I’m reading Ezra and am wondering if you have any insight for me. Ezra 4:1 states that “the enemies of the Jews” wanted to join in the work of building up the temple, but are refused. I can’t but wonder if it was the refusal that made them become enemies in the first place. I see nothing in the text suggesting that their request wasn’t honest. Surely the Jewish response is very hostile. The writers seem to have made the decision that they are enemies before they actually are. Shouldn’t we as the people of God always be welcoming to those who wants to join us (Mark 9:40)? Maybe the rebuilding of the temple wouldn’t have been delayed if they had let the Samaritans join in the work? What’s your take on this?—J.L.

 Ezra doesn’t give us much background to the animosity between Samaritans and Jews. For that we need to read 2 Kings 17:24-41. There we learn that they did indeed worship Yahweh, but not only him. Their religion included other gods as well. (That is not true of modern Samaritans—at least from what I’ve gathered through my various visits to Samaria.)

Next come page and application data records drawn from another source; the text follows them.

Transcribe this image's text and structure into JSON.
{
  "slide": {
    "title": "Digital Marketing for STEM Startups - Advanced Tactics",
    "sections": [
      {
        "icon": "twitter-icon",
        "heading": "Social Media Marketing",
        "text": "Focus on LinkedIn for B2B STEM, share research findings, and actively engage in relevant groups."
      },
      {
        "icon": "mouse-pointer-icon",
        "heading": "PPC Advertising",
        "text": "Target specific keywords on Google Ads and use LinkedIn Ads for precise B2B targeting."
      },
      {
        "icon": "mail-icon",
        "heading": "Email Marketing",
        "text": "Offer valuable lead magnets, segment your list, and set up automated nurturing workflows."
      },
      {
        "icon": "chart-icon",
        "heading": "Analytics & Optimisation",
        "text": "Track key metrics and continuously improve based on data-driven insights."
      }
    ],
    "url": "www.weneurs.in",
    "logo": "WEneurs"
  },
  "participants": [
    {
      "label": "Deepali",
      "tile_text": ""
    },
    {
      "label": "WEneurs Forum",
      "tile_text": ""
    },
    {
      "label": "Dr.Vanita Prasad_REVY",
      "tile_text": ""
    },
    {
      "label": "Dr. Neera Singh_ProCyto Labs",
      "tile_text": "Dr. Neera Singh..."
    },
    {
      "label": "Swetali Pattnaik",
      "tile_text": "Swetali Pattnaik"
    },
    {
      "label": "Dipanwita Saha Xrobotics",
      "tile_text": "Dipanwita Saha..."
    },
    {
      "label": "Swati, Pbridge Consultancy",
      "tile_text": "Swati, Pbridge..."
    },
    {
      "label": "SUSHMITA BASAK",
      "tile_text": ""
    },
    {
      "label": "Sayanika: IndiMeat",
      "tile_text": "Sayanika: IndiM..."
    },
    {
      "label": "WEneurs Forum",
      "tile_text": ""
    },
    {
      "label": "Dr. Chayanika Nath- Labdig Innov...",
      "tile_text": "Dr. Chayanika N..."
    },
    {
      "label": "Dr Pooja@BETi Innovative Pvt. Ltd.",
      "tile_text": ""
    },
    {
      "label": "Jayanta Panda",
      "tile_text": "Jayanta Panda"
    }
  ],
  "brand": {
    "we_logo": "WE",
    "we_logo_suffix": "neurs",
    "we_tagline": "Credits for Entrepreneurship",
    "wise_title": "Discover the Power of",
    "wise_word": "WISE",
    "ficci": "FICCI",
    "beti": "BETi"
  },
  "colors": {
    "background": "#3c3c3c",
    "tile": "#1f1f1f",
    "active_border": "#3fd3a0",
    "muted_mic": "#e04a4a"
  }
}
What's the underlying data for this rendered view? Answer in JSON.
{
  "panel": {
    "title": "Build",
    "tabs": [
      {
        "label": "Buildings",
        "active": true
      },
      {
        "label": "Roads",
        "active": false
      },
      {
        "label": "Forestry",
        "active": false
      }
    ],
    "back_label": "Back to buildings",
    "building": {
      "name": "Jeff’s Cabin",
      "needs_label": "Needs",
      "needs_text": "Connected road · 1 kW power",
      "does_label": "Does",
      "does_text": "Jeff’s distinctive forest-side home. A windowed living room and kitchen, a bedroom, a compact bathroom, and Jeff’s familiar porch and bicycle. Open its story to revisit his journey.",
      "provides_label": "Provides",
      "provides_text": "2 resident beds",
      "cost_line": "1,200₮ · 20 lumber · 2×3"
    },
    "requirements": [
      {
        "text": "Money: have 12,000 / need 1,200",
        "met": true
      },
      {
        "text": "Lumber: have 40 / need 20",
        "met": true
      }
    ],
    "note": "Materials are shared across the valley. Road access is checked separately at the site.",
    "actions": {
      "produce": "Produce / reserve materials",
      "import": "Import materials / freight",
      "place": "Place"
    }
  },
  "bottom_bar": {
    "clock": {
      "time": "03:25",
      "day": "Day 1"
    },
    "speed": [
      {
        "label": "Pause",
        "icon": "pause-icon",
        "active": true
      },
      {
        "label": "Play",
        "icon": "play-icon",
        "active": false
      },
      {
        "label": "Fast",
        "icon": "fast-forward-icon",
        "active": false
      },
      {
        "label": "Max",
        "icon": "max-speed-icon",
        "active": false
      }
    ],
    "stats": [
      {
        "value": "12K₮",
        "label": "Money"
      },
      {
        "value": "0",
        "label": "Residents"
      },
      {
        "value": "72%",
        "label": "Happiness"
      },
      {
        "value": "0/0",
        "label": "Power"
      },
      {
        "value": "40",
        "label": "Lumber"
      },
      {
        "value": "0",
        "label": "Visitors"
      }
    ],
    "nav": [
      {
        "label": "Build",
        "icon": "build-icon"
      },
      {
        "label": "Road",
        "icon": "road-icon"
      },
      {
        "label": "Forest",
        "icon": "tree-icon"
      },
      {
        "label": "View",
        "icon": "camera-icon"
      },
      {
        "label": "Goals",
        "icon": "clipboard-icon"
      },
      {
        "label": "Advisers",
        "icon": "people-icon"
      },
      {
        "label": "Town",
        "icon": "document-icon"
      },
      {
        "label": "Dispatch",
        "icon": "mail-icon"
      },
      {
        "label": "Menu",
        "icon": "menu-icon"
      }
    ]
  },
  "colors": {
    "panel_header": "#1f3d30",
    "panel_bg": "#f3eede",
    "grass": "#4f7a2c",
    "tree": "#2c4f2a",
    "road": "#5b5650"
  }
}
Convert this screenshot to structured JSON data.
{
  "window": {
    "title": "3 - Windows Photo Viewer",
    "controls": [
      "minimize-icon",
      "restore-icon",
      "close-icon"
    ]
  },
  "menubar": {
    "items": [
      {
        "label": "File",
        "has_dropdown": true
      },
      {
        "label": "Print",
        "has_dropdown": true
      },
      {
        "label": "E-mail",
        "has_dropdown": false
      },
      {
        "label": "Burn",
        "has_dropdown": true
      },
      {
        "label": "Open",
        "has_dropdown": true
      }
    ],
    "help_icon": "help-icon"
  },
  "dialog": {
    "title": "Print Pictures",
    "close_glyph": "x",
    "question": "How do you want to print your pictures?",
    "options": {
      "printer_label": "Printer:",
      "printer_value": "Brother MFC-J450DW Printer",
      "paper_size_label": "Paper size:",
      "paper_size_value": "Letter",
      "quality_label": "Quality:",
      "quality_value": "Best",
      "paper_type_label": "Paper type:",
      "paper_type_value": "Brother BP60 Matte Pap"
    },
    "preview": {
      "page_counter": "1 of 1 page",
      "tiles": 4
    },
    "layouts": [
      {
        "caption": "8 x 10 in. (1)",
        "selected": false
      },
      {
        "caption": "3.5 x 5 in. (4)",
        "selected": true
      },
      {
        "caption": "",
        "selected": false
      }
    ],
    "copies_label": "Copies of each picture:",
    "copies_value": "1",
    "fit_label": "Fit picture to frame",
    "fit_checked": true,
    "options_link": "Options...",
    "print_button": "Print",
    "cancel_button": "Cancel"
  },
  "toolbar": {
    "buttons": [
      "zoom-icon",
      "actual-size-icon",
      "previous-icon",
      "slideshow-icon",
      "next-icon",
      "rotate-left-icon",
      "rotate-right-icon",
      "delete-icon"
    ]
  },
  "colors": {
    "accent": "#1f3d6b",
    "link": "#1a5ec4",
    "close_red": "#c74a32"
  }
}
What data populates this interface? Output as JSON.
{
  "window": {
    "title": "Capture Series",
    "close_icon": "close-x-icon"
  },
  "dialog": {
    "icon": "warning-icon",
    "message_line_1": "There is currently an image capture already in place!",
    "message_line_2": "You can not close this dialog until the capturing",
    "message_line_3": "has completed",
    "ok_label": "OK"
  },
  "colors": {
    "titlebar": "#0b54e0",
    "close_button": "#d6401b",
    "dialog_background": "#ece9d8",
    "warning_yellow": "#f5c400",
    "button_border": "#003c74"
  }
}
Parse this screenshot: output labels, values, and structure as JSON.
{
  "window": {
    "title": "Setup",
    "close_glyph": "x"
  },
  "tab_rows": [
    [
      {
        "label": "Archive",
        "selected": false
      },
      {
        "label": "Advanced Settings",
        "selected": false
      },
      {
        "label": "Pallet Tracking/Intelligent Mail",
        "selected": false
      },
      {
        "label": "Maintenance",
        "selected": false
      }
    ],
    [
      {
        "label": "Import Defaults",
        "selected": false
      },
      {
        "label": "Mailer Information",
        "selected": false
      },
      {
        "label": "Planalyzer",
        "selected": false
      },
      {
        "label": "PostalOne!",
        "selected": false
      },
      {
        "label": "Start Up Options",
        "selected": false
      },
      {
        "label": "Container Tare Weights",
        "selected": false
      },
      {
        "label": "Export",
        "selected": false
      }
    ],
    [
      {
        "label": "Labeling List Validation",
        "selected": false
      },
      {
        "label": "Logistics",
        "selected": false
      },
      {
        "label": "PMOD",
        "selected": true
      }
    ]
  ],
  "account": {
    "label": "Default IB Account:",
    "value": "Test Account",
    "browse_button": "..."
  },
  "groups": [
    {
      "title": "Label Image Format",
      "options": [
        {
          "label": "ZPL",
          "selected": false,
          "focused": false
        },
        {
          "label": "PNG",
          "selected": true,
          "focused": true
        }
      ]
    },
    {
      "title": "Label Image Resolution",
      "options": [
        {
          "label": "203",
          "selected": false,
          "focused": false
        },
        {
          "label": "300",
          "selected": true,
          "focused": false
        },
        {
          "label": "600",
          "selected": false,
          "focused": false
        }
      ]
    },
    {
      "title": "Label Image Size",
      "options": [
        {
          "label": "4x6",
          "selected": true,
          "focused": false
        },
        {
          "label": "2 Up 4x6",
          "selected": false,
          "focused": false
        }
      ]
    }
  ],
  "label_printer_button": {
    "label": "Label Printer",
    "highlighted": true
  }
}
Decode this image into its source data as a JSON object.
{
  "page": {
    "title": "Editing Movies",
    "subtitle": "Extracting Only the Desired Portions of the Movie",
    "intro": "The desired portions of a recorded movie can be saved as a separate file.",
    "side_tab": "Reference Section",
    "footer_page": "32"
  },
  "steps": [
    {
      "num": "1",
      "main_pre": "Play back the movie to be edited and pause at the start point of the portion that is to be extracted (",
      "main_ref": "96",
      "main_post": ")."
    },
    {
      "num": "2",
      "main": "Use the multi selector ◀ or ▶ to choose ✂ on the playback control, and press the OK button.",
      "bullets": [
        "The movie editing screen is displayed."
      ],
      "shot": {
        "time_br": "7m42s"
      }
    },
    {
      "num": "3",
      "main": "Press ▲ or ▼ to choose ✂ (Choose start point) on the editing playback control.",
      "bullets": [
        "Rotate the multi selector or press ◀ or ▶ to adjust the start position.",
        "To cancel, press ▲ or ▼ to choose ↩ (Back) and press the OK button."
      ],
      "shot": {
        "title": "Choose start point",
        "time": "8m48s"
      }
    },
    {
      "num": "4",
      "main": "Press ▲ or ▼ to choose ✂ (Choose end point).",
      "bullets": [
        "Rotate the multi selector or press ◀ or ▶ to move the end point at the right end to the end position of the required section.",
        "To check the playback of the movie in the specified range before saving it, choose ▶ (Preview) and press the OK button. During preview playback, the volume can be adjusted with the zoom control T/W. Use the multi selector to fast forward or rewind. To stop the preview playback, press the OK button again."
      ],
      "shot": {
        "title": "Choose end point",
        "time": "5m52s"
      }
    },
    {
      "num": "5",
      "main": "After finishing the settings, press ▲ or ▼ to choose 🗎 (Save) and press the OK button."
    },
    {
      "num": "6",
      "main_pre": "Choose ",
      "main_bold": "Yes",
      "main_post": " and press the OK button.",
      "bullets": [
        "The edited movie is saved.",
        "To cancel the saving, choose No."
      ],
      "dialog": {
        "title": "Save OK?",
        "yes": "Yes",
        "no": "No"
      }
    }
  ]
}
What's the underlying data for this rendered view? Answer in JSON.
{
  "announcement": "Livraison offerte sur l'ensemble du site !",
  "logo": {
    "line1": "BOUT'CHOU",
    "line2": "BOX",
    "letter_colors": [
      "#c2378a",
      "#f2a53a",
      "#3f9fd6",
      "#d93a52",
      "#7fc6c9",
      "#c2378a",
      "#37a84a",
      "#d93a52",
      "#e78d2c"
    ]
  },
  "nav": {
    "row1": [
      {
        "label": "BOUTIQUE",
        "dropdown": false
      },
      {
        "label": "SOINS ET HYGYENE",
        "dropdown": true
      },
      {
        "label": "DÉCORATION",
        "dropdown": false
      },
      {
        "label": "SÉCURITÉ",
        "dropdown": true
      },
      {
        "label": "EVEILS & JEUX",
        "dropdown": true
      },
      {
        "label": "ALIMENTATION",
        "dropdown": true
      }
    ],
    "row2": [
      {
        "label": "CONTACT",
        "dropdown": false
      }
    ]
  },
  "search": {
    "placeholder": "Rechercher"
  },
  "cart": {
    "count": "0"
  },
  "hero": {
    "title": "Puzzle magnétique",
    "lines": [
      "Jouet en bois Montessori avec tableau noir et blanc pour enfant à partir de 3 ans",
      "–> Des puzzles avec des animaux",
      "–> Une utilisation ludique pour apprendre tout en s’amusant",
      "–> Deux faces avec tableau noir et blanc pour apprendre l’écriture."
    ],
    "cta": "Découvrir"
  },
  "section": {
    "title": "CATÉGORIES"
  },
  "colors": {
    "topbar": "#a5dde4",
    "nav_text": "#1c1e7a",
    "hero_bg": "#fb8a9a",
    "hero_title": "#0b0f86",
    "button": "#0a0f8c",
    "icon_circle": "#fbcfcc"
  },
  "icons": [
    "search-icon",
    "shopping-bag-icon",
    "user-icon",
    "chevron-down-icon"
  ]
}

There is a parallel at Elephantine, a Jewish settlement in Egypt. (Actually, Elephantine is an island in the Nile.) This community was “Jewish,” even building their own temple to YHW (their version of YHWH), but like the Samaritans of Ezra’s time­—with whom they were contemporaneous­—were also syncretistic. The Elephantine Passover does not seem to have a fixed date, nor is there evidence that any sort of Sabbath was observed.

Had Ezra permitted these heterodox Samaritans to link up with the Jews, the results would have been disastrous, perhaps dissolving the Jewish nation entirely.

However, you refer to Mark 9:40. As I have explained elsewhere (i.e., in the series Friend or Foe?), genuine believers in other Christian groups are not to be feared. Yet if they have rejected the historic Christian faith, we must proceed with caution.